Data records for software interfaces
|---|

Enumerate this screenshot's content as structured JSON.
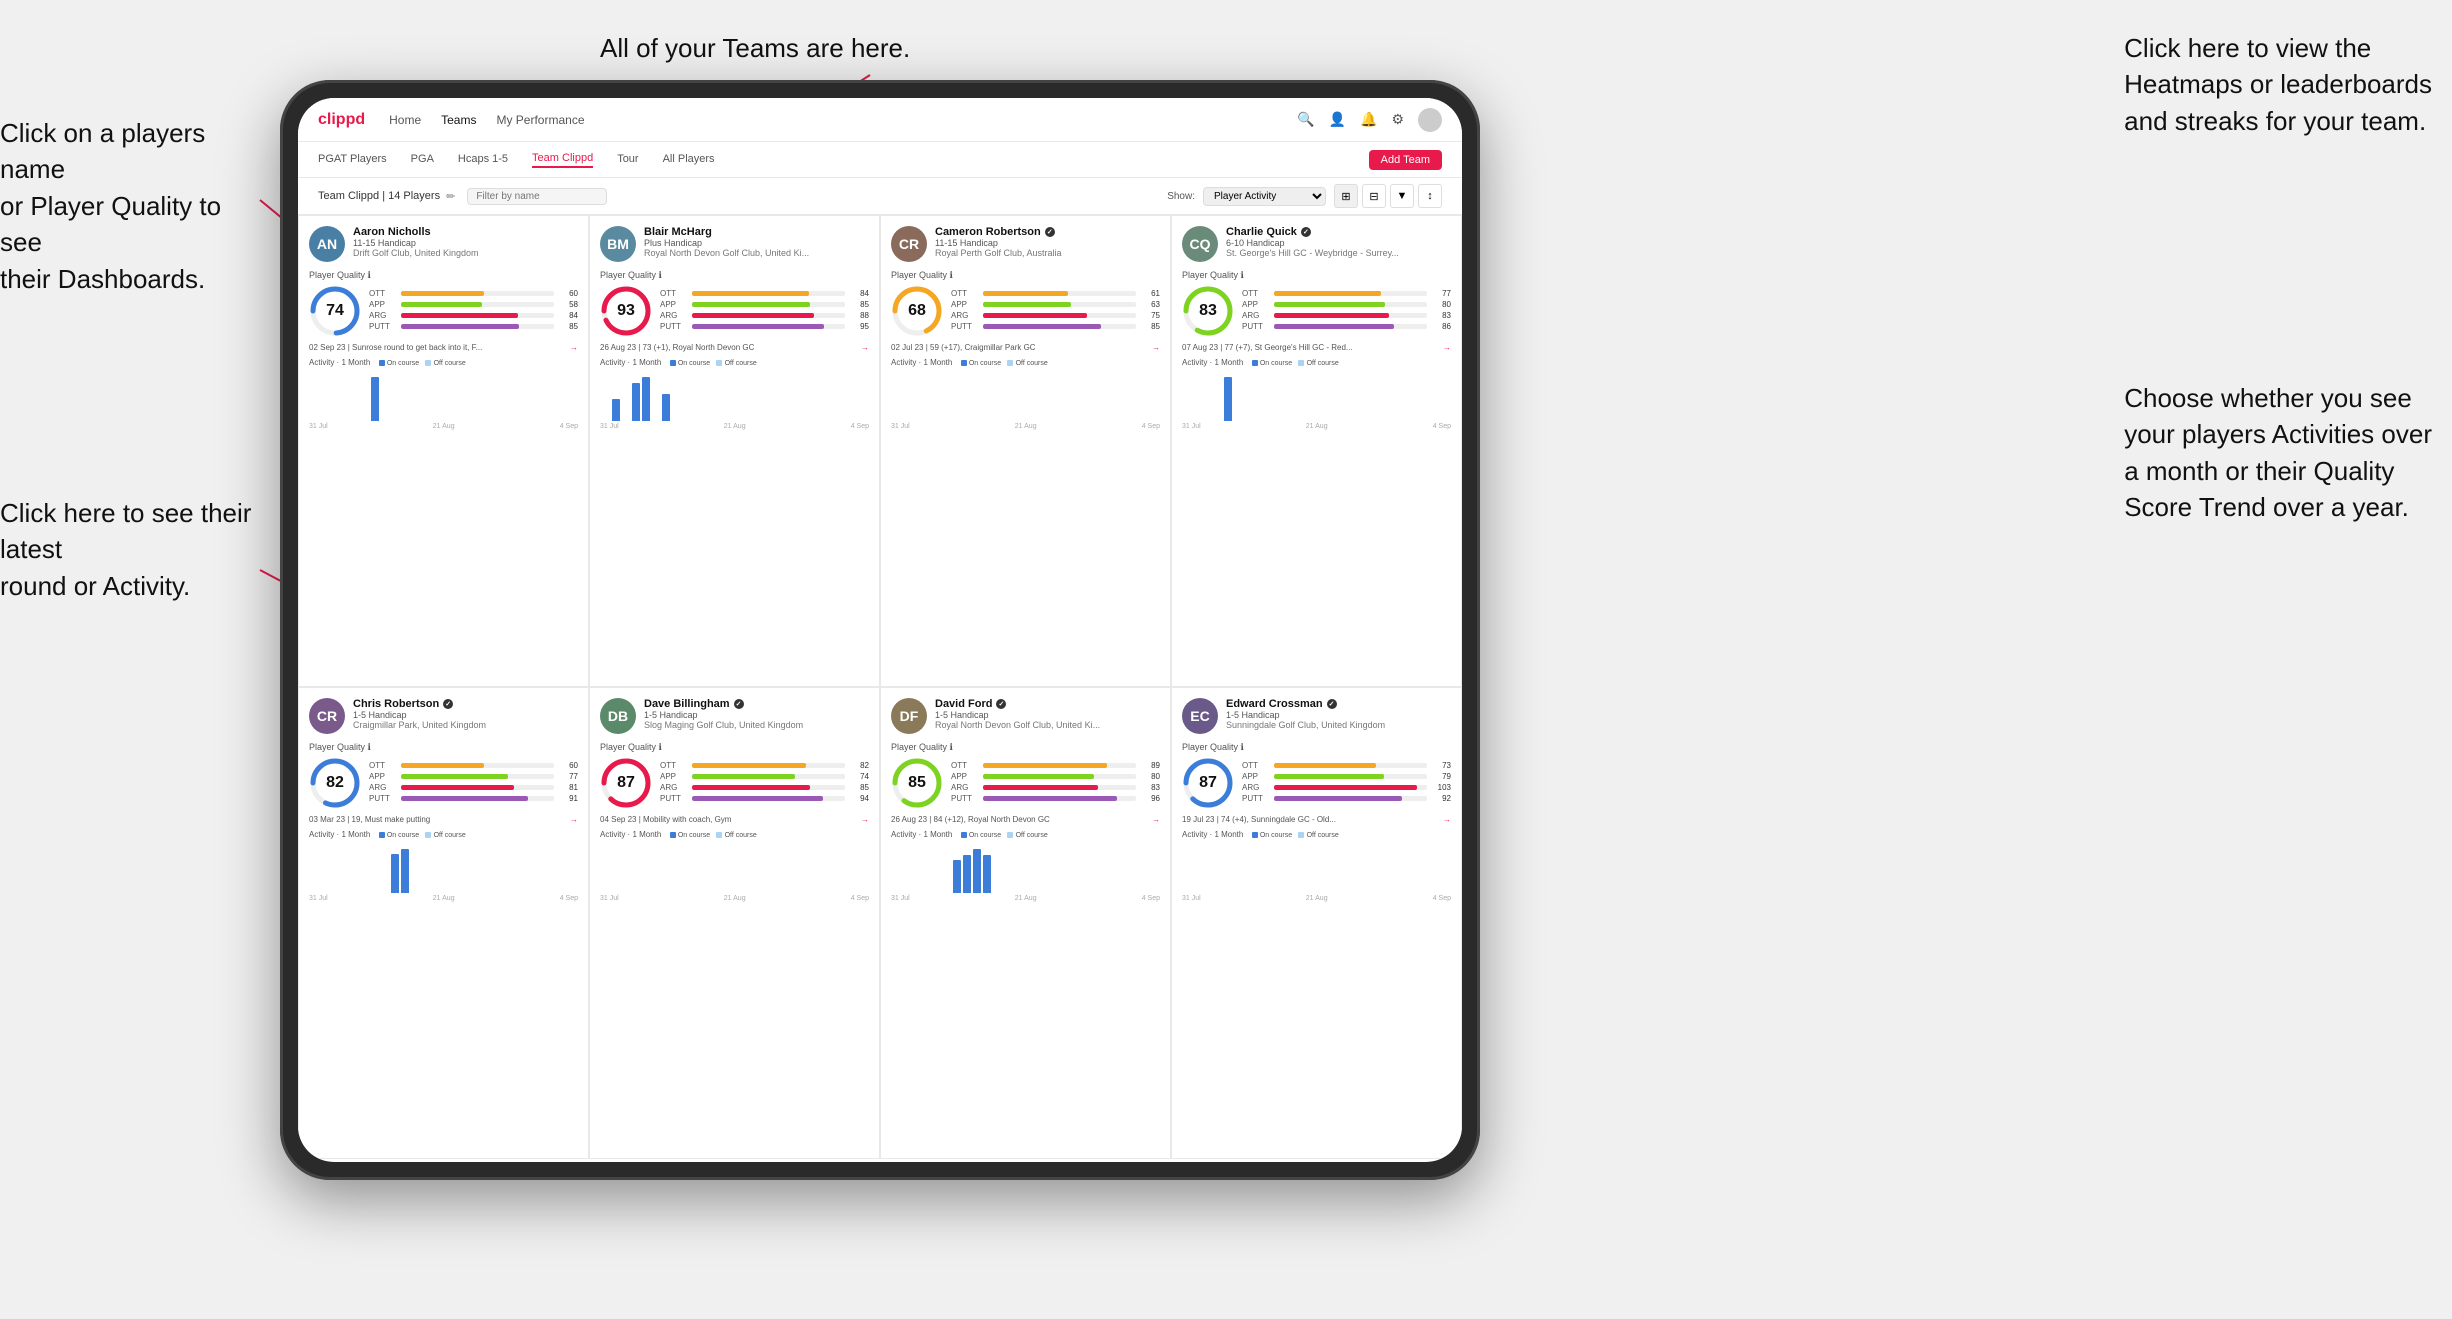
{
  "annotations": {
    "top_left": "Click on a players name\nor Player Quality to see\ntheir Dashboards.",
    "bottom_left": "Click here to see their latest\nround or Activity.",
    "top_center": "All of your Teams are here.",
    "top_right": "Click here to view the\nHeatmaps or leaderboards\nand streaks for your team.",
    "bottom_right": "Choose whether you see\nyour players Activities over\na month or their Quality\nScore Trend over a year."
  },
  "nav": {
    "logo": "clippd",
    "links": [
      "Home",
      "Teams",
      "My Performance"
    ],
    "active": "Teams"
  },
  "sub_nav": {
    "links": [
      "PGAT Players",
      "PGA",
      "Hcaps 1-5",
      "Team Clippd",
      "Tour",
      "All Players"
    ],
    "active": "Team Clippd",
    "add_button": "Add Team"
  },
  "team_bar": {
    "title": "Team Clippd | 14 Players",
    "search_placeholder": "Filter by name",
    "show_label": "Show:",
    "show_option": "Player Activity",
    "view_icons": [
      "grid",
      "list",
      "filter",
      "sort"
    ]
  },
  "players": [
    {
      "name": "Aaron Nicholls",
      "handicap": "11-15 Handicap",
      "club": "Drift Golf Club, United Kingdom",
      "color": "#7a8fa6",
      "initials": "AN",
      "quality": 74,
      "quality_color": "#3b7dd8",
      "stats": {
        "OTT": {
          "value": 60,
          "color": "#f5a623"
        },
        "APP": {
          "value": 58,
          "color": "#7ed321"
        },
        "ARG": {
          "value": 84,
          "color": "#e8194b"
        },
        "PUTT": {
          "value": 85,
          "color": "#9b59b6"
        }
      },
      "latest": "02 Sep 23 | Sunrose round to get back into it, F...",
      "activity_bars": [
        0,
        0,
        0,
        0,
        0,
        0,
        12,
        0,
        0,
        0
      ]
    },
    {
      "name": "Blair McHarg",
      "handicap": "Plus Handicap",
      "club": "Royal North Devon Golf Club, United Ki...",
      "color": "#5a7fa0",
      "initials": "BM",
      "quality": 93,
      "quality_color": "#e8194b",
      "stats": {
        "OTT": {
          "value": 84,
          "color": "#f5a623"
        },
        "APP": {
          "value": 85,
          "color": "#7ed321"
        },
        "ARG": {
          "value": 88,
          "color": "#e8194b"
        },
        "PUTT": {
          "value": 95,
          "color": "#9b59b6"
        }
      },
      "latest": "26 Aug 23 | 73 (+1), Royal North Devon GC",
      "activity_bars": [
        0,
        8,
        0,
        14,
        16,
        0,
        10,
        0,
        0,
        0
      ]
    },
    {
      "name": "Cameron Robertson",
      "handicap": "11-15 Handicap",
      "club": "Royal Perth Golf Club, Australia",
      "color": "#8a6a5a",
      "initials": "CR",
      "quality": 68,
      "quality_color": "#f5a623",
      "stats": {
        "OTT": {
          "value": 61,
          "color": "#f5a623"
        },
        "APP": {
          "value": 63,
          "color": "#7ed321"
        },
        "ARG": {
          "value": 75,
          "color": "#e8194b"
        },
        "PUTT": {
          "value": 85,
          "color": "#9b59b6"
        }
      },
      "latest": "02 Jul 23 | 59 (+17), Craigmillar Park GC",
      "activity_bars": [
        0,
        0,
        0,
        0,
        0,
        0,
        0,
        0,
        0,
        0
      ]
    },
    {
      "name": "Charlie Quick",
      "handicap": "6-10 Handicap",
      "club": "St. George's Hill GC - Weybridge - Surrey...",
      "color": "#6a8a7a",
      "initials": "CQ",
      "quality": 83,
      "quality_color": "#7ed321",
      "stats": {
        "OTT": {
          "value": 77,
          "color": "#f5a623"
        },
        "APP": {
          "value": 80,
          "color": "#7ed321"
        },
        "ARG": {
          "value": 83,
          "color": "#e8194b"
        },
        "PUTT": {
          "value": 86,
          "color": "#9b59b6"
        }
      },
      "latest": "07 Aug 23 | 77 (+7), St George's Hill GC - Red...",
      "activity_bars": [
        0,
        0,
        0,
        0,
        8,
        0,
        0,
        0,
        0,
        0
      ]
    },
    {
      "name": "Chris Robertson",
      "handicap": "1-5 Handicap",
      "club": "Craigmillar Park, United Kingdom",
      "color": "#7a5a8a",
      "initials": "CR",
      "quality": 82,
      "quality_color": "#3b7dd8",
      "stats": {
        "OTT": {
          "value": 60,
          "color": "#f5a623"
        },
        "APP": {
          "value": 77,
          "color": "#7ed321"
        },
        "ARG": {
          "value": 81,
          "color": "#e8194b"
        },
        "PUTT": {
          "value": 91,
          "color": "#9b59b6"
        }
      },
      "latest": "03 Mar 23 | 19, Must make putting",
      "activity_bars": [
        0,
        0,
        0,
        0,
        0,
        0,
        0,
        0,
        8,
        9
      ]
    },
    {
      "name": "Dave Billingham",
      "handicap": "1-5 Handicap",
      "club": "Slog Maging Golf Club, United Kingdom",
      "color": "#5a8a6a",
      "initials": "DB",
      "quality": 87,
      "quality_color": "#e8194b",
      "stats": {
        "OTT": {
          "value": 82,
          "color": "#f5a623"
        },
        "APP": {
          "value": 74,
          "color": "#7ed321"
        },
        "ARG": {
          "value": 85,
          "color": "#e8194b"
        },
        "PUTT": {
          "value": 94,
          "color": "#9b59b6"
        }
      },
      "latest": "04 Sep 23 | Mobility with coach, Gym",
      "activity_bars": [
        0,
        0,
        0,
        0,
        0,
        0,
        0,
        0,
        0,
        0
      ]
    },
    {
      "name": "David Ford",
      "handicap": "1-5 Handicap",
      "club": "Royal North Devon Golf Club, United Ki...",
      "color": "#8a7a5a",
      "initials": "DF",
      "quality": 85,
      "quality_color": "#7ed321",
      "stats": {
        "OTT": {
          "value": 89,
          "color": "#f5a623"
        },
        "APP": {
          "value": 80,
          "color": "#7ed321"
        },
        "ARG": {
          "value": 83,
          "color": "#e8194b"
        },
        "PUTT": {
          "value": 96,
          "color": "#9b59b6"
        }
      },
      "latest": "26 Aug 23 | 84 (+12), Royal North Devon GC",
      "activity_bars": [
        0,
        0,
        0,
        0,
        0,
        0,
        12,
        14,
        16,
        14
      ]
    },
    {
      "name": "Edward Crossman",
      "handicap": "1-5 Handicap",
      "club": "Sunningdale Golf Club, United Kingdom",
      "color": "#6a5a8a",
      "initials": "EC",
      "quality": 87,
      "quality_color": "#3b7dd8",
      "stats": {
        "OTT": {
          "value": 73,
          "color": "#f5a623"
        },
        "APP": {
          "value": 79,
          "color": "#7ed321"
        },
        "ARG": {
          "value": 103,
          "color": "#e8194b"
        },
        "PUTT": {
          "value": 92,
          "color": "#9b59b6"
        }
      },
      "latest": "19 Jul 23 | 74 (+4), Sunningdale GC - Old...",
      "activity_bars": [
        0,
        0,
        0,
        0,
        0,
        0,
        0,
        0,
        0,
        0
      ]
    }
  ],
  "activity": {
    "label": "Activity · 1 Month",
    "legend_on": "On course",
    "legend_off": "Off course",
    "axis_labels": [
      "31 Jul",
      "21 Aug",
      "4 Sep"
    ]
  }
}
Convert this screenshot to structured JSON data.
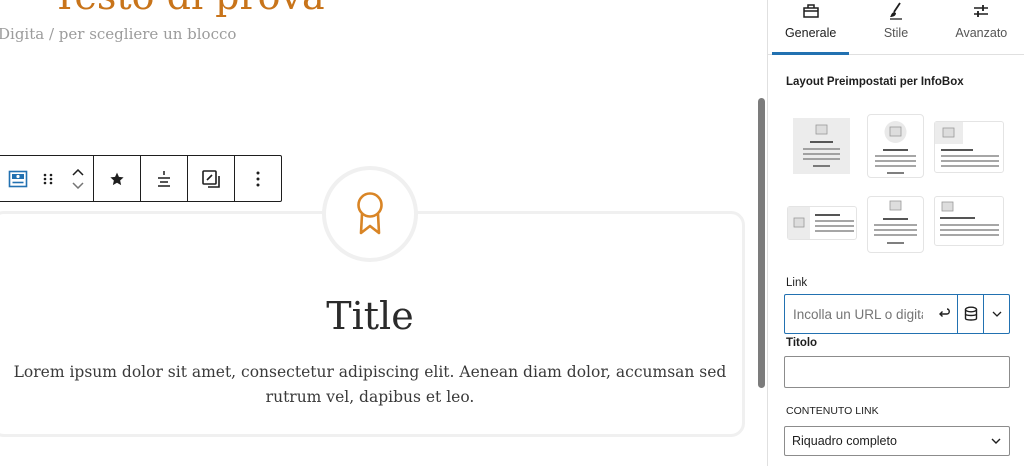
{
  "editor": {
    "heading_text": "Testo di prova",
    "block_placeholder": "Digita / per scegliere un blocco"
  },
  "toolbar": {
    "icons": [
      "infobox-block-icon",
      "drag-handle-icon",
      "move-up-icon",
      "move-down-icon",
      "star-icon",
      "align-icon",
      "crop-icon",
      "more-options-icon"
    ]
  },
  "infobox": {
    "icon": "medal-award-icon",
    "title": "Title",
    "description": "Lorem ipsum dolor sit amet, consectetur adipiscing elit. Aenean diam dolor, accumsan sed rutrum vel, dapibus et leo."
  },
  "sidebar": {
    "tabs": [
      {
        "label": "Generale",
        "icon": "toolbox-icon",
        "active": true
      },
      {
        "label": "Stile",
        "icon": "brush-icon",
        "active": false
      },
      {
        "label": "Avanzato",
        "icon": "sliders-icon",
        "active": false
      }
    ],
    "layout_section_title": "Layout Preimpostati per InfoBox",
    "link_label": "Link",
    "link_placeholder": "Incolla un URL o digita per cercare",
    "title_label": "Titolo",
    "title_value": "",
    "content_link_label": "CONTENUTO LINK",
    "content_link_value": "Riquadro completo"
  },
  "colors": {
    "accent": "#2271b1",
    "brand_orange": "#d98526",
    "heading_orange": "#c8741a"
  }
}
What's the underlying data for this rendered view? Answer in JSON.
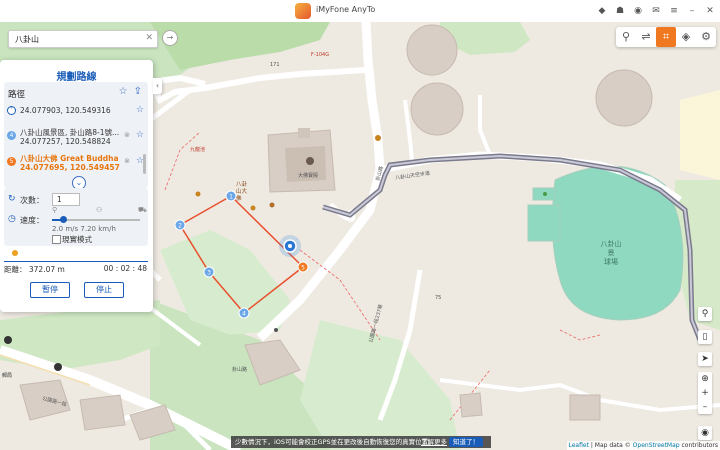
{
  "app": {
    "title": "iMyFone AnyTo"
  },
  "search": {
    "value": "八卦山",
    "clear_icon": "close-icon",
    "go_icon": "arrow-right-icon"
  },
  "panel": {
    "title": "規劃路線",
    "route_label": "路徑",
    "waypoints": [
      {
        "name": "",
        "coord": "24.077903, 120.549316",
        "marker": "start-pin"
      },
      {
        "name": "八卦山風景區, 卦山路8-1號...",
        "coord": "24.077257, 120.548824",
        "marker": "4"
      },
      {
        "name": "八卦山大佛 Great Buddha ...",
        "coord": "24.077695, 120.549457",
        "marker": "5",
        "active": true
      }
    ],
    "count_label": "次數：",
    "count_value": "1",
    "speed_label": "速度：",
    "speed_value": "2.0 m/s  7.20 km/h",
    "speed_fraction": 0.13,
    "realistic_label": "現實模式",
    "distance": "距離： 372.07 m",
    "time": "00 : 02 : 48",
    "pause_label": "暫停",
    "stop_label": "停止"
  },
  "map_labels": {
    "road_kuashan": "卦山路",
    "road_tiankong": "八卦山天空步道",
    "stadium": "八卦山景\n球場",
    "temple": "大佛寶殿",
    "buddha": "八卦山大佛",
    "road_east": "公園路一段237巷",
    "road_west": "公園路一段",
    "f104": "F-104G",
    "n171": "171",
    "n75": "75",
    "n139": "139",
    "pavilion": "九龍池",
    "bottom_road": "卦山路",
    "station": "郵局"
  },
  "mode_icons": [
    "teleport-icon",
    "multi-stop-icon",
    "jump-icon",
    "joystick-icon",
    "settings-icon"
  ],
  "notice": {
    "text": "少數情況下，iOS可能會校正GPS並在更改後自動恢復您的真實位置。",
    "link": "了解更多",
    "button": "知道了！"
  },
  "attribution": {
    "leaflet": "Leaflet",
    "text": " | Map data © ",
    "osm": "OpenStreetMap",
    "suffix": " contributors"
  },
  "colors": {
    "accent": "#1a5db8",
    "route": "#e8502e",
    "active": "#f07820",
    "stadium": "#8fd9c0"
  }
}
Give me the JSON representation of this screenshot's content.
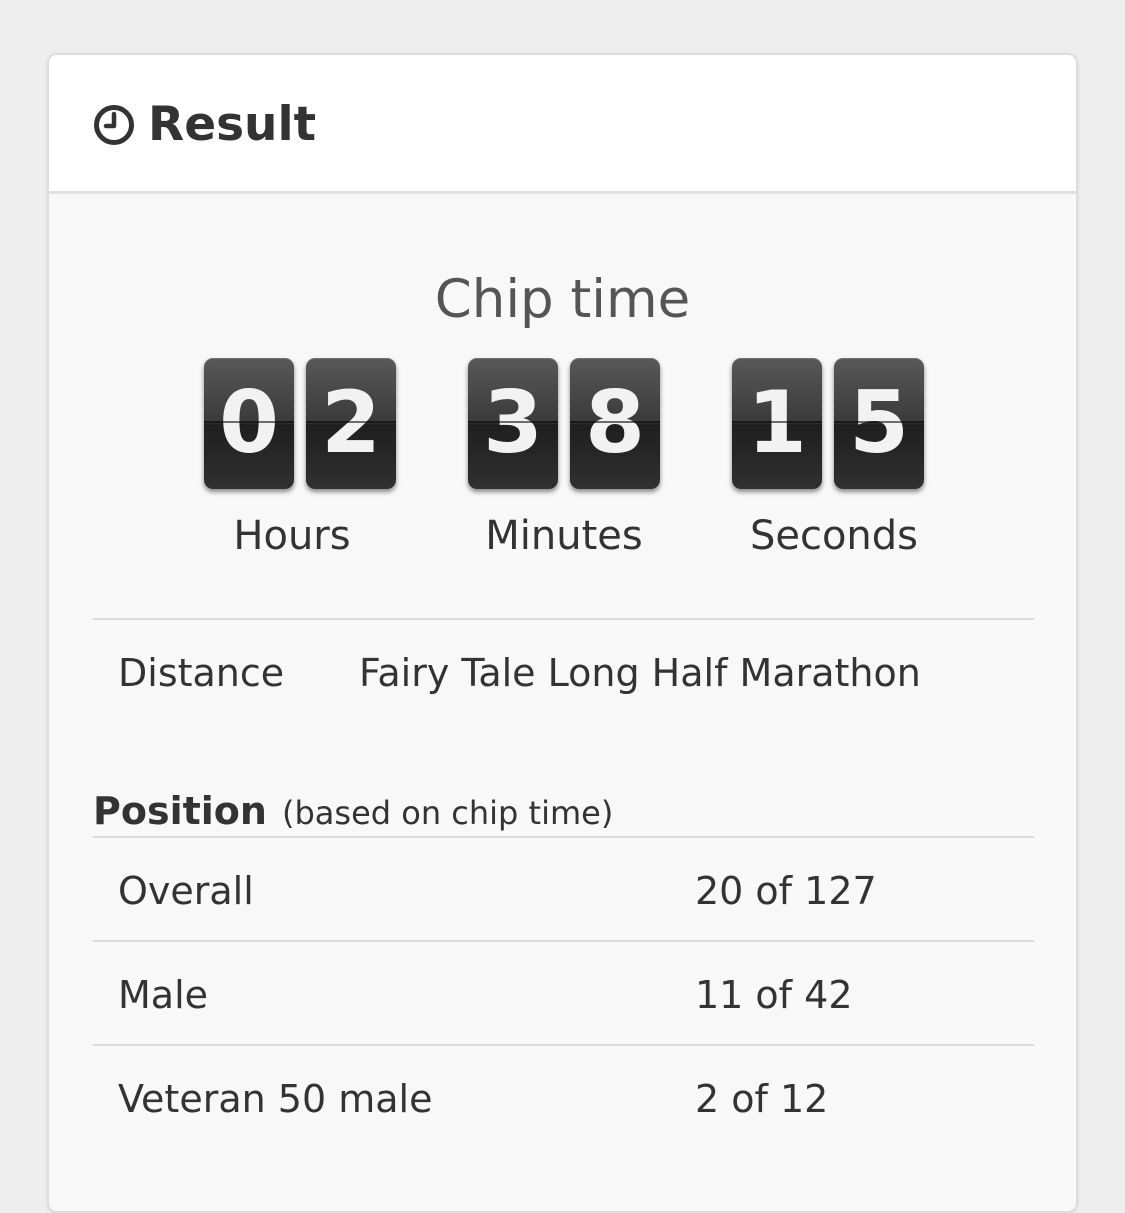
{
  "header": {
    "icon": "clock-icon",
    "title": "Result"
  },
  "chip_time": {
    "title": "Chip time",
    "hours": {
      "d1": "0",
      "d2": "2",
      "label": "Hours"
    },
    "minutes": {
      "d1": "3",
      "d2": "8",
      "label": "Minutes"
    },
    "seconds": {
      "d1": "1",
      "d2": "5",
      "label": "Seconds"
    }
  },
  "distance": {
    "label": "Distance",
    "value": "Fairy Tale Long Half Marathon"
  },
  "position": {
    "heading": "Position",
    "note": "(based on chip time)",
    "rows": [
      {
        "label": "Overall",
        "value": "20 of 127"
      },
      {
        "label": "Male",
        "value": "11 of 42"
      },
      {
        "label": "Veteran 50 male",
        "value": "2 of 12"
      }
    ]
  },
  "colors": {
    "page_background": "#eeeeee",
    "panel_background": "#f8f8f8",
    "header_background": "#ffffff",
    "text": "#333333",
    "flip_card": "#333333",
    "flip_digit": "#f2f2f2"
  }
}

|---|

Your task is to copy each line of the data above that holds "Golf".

      "club": "Drift Golf Club, United Kingdom",
      "club": "Royal North Devon Golf Club, United Ki...",
      "club": "Royal Perth Golf Club, Australia",
      "club": "Slog Maging Golf Club, United Kingdom",
      "club": "Royal North Devon Golf Club, United Ki...",
      "club": "Sunningdale Golf Club, United Kingdom",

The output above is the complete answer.